*Required work*
Could you filter the records below and keep only the lines with the word "Lawyers"?

*Record extracts*

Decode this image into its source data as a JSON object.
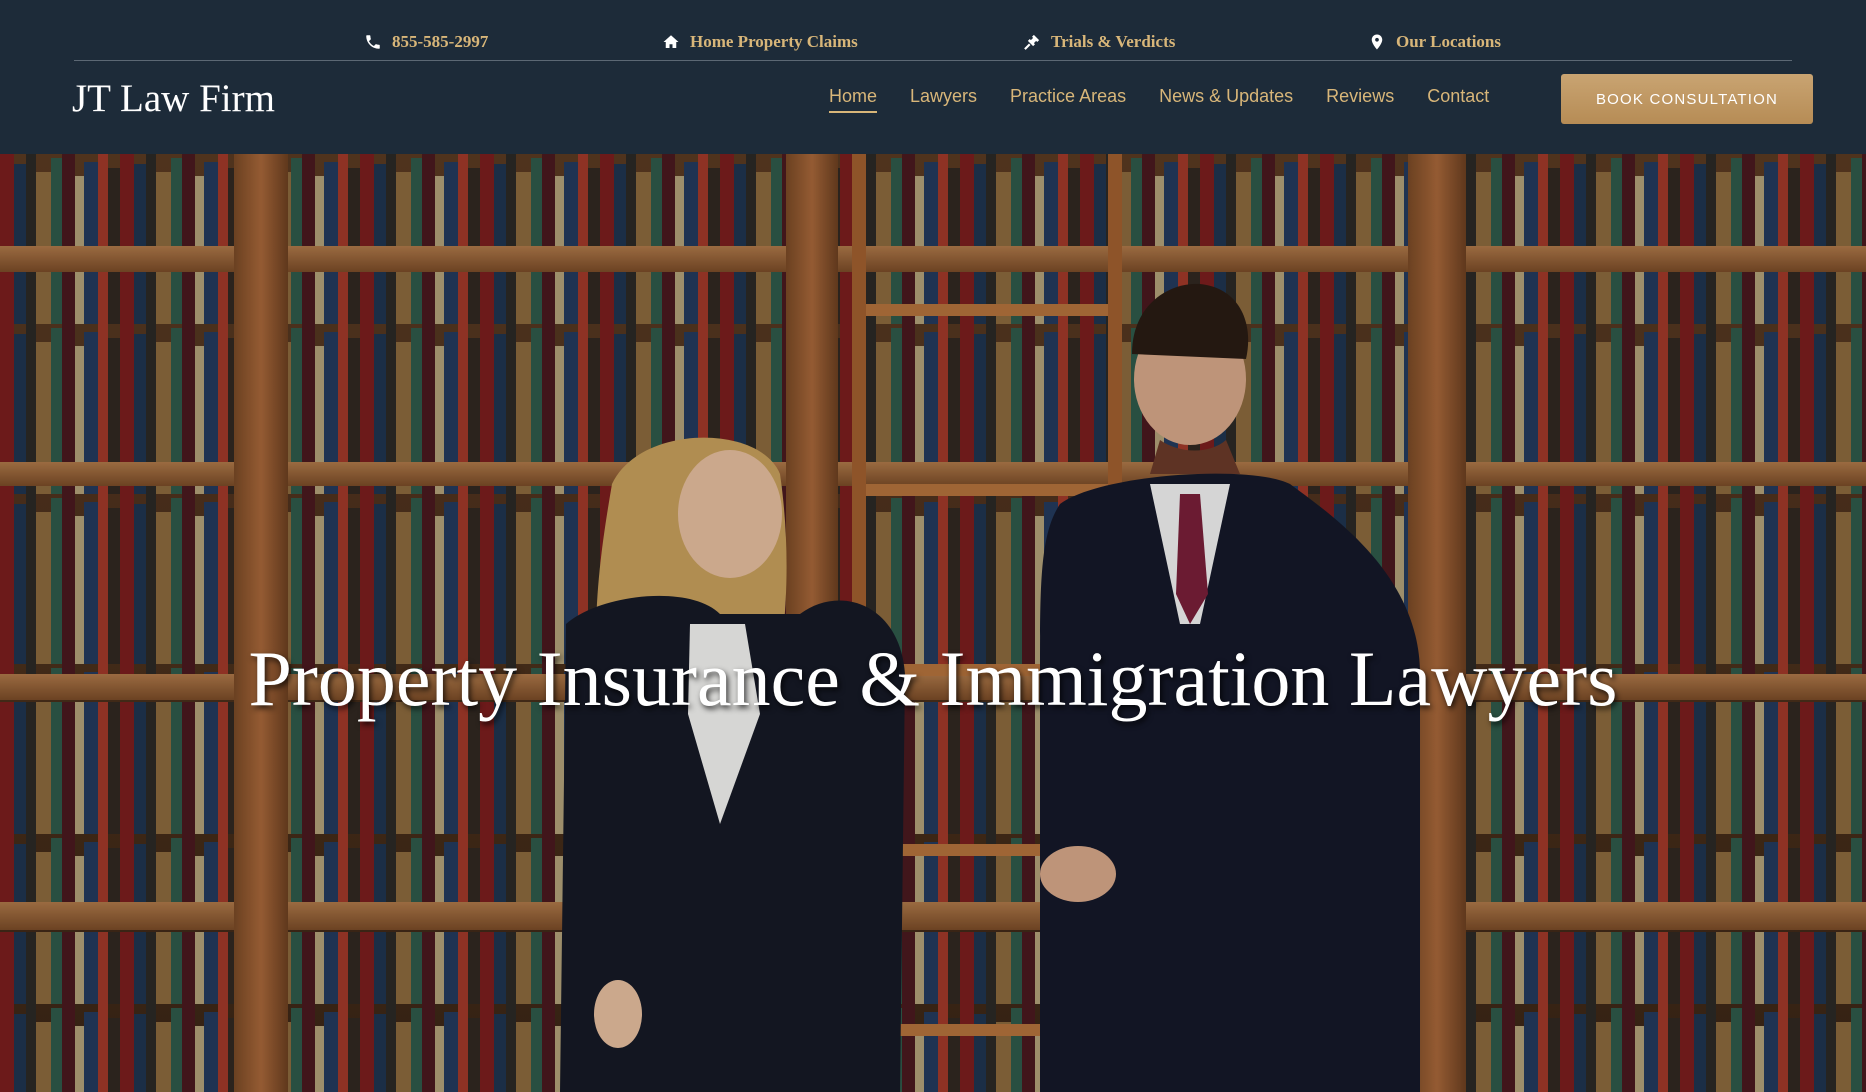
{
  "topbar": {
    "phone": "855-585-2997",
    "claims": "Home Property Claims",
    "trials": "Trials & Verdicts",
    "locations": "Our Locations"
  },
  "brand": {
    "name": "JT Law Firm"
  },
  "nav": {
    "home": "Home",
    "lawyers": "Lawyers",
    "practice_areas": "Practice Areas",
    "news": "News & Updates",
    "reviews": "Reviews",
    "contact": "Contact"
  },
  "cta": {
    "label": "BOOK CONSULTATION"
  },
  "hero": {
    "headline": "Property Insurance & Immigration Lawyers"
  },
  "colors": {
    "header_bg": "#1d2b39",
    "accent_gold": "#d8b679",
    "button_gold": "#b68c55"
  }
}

*Output*
    "lawyers": "Lawyers",
    "headline": "Property Insurance & Immigration Lawyers"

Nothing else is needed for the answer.